BEGIN Data for processing

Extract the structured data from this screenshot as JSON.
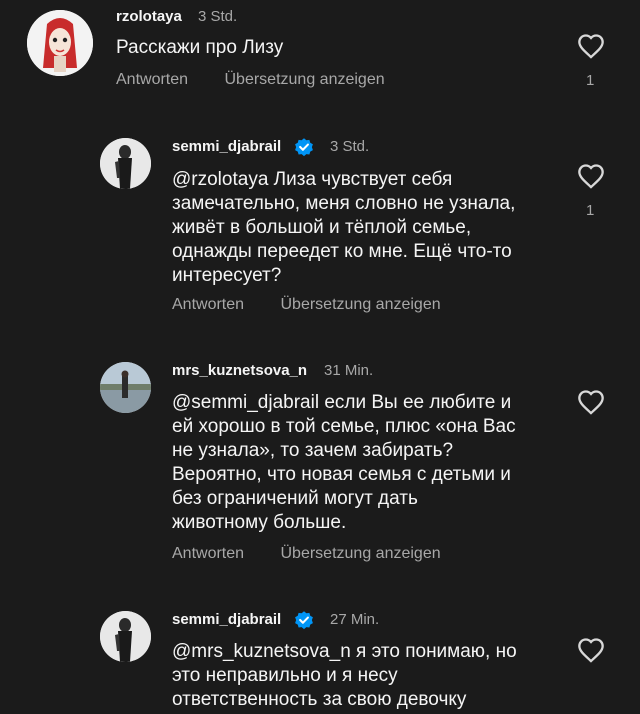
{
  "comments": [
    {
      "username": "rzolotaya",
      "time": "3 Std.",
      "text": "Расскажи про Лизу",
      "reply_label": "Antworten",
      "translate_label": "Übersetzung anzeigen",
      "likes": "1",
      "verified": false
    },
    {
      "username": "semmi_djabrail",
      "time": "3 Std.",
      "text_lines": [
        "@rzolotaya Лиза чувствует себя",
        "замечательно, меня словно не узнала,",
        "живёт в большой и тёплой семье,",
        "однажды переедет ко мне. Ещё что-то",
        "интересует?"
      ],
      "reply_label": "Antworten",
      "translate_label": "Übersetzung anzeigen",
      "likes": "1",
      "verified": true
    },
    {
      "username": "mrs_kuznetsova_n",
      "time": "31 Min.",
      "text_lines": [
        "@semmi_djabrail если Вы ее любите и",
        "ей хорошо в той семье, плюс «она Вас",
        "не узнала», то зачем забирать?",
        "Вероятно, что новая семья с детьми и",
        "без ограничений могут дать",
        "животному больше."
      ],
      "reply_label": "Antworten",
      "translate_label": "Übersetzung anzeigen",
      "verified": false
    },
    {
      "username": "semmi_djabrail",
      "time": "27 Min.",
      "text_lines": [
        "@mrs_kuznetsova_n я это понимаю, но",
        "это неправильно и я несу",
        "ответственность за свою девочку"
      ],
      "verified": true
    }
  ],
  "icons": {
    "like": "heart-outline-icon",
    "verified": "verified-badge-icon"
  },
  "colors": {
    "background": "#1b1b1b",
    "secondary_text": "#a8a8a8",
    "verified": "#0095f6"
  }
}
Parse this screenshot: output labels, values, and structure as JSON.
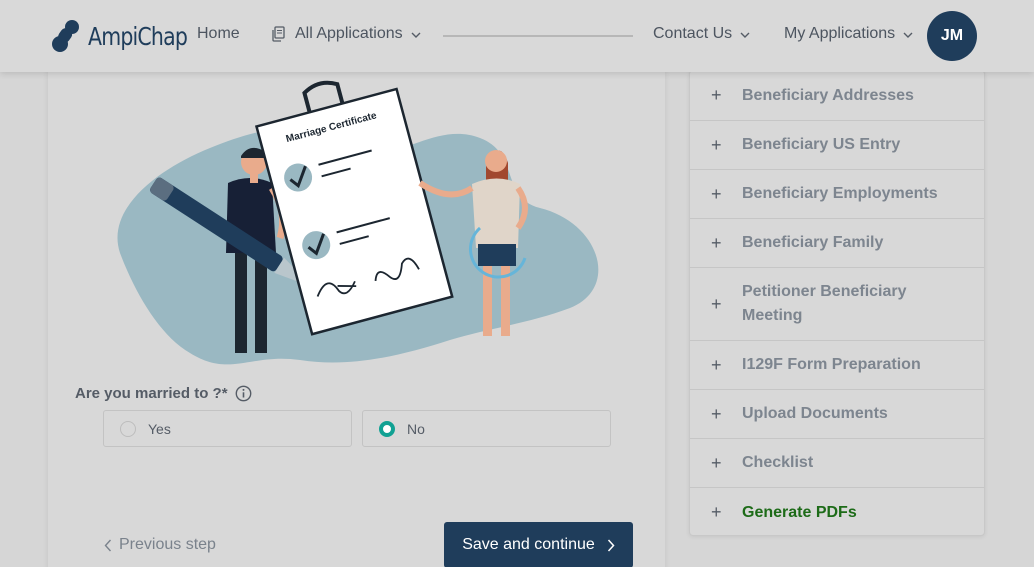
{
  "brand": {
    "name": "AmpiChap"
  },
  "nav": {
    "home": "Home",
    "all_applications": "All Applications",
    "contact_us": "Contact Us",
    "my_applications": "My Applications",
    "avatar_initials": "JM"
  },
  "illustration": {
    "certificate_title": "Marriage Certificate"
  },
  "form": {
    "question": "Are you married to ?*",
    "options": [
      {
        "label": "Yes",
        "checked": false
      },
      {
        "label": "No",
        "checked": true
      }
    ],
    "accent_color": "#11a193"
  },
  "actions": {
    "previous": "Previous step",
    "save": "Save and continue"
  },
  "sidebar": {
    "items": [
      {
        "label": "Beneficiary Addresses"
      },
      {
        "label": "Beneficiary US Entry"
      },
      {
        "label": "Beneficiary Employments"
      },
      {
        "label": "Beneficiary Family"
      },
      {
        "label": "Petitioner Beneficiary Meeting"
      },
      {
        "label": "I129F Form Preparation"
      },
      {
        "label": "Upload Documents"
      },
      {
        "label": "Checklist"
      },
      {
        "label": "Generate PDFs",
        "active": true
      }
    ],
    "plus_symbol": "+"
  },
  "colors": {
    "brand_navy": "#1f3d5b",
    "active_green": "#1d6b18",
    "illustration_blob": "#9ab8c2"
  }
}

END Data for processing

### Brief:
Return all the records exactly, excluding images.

### Written solution:
Extract the structured data from this screenshot as JSON.
{
  "comments": [
    {
      "username": "rzolotaya",
      "time": "3 Std.",
      "text": "Расскажи про Лизу",
      "reply_label": "Antworten",
      "translate_label": "Übersetzung anzeigen",
      "likes": "1",
      "verified": false
    },
    {
      "username": "semmi_djabrail",
      "time": "3 Std.",
      "text_lines": [
        "@rzolotaya Лиза чувствует себя",
        "замечательно, меня словно не узнала,",
        "живёт в большой и тёплой семье,",
        "однажды переедет ко мне. Ещё что-то",
        "интересует?"
      ],
      "reply_label": "Antworten",
      "translate_label": "Übersetzung anzeigen",
      "likes": "1",
      "verified": true
    },
    {
      "username": "mrs_kuznetsova_n",
      "time": "31 Min.",
      "text_lines": [
        "@semmi_djabrail если Вы ее любите и",
        "ей хорошо в той семье, плюс «она Вас",
        "не узнала», то зачем забирать?",
        "Вероятно, что новая семья с детьми и",
        "без ограничений могут дать",
        "животному больше."
      ],
      "reply_label": "Antworten",
      "translate_label": "Übersetzung anzeigen",
      "verified": false
    },
    {
      "username": "semmi_djabrail",
      "time": "27 Min.",
      "text_lines": [
        "@mrs_kuznetsova_n я это понимаю, но",
        "это неправильно и я несу",
        "ответственность за свою девочку"
      ],
      "verified": true
    }
  ],
  "icons": {
    "like": "heart-outline-icon",
    "verified": "verified-badge-icon"
  },
  "colors": {
    "background": "#1b1b1b",
    "secondary_text": "#a8a8a8",
    "verified": "#0095f6"
  }
}
Parse this screenshot: output labels, values, and structure as JSON.
{
  "brand": {
    "name": "AmpiChap"
  },
  "nav": {
    "home": "Home",
    "all_applications": "All Applications",
    "contact_us": "Contact Us",
    "my_applications": "My Applications",
    "avatar_initials": "JM"
  },
  "illustration": {
    "certificate_title": "Marriage Certificate"
  },
  "form": {
    "question": "Are you married to ?*",
    "options": [
      {
        "label": "Yes",
        "checked": false
      },
      {
        "label": "No",
        "checked": true
      }
    ],
    "accent_color": "#11a193"
  },
  "actions": {
    "previous": "Previous step",
    "save": "Save and continue"
  },
  "sidebar": {
    "items": [
      {
        "label": "Beneficiary Addresses"
      },
      {
        "label": "Beneficiary US Entry"
      },
      {
        "label": "Beneficiary Employments"
      },
      {
        "label": "Beneficiary Family"
      },
      {
        "label": "Petitioner Beneficiary Meeting"
      },
      {
        "label": "I129F Form Preparation"
      },
      {
        "label": "Upload Documents"
      },
      {
        "label": "Checklist"
      },
      {
        "label": "Generate PDFs",
        "active": true
      }
    ],
    "plus_symbol": "+"
  },
  "colors": {
    "brand_navy": "#1f3d5b",
    "active_green": "#1d6b18",
    "illustration_blob": "#9ab8c2"
  }
}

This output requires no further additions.